Those situations create the pillar of a health problem that affects every person, which is the lack of quality and healthcare service. Knowing the fundamentals and developing the skills of such courses provides every healthcare person in training relevant skillfulness, but this is not a situation where we should wait till the graduation of the health students to develop these abilities by taking these courses outside their health sciences schools. As the health faculties are training people to provide health services through primary health care centers, we should guarantee that students learn this by adding those competencies within their medical curriculums. This strategy will improve the quality of health systems since the future human resources for health. Also, this will increase the number of people that could provide these courses for the general population. In addition, it will impact the community because, in every place where a heart attack or any other life-threatening condition happens, will be a person that can provide resuscitation and save lives. This action will consequently increase health coverage in the most backward populations.

Nowadays, integrating these competencies within healthcare curriculums is accessible thanks to the promotion of simulation in medical education strategies. The problem-based learning strategy is an effective way to develop core competencies established by professors. This strategy implemented as a simulation scenario will prepare healthcare providers to develop the skills to deal with stressful situations that they will need to be mentally and physically prepared. Also, those scenarios are base-on the skills relevant to be developed by each student, which makes it efficient to prepare them for the most common situations in the emergency department. Besides, techniques that actively engage medical students through different tools can enhance this learning experience, such as peer support sessions between students from not the same career year, and increase interprofessional experiences.

These are innovative ideas that every medical school or health sciences faculty need to implement, not just to improve the quality of the education provided but also to train better human resources for health to be capable of enduring every challenge faced in the emergency department. From my opinion and experience as a Mexican medical student, I have had the pleasure of experiencing innovative ideas that make me part of a learning experience that will help me to develop skills to confront the most common situations in the ED of a hospital. Nevertheless, my experience as a medical education enthusiast helps me to reflect on opportunity areas of my medical education system and the others from other Latinamerican countries. My experiences are courses base-on the BLS and ACLS knowledge and skills, where we need to face scenarios from each of the competencies tackled within the courses offered by the American Heart Association. Also, we do not get the license provided by the AHA when we finish these topics.

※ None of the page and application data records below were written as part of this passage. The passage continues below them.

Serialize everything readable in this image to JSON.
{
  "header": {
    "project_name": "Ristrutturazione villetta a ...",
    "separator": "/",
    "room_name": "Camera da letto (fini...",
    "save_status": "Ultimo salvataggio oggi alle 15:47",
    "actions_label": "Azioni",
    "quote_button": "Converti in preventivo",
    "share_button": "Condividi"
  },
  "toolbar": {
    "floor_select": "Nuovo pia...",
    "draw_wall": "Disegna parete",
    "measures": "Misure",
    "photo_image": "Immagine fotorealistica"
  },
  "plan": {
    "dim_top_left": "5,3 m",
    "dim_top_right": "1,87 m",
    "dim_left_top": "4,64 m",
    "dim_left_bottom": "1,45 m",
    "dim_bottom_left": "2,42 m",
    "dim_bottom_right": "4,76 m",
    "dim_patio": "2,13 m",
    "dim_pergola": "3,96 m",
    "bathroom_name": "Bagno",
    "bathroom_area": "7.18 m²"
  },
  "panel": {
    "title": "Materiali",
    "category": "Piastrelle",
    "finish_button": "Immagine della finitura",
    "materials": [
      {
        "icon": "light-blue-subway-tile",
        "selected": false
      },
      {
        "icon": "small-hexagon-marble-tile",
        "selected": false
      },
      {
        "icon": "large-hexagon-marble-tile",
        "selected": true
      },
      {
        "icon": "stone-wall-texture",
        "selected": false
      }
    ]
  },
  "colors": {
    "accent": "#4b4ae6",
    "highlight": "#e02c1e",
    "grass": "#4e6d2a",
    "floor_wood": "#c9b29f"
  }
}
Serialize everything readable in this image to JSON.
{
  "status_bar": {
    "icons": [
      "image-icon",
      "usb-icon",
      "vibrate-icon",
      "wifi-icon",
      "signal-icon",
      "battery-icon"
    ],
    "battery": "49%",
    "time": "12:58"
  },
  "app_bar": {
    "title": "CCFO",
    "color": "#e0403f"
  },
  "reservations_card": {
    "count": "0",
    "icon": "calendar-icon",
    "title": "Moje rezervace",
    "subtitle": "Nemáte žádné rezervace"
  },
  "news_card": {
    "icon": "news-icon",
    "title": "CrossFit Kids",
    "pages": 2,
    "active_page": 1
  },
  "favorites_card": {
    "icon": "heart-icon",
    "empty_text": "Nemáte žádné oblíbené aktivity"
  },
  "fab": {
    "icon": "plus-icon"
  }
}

Lastly, the opportunity of sharing my ideas and knowledge through the ACLS Scholarship for Healthcare Providers is relevant to me because I think the health workforce needs to be trained better from their first approach to healthcare, which is at the university. Besides, my perspective as a physician in training focused on Primary Health Care will help to integrate concepts such as Health Equity in medical areas that are not commonly considered, like emergency medicine. We need to consider new ideas in the learning process of health sciences students by increasing spaces for speaking up and analyzing their feedback to improve teaching methods. This essay works as a space to propose and start creating ideas that are not just beneficial for faculties and students but also for the community because they are the ones who need to have access to health everywhere they are, and the faculties and hospitals need to work on this.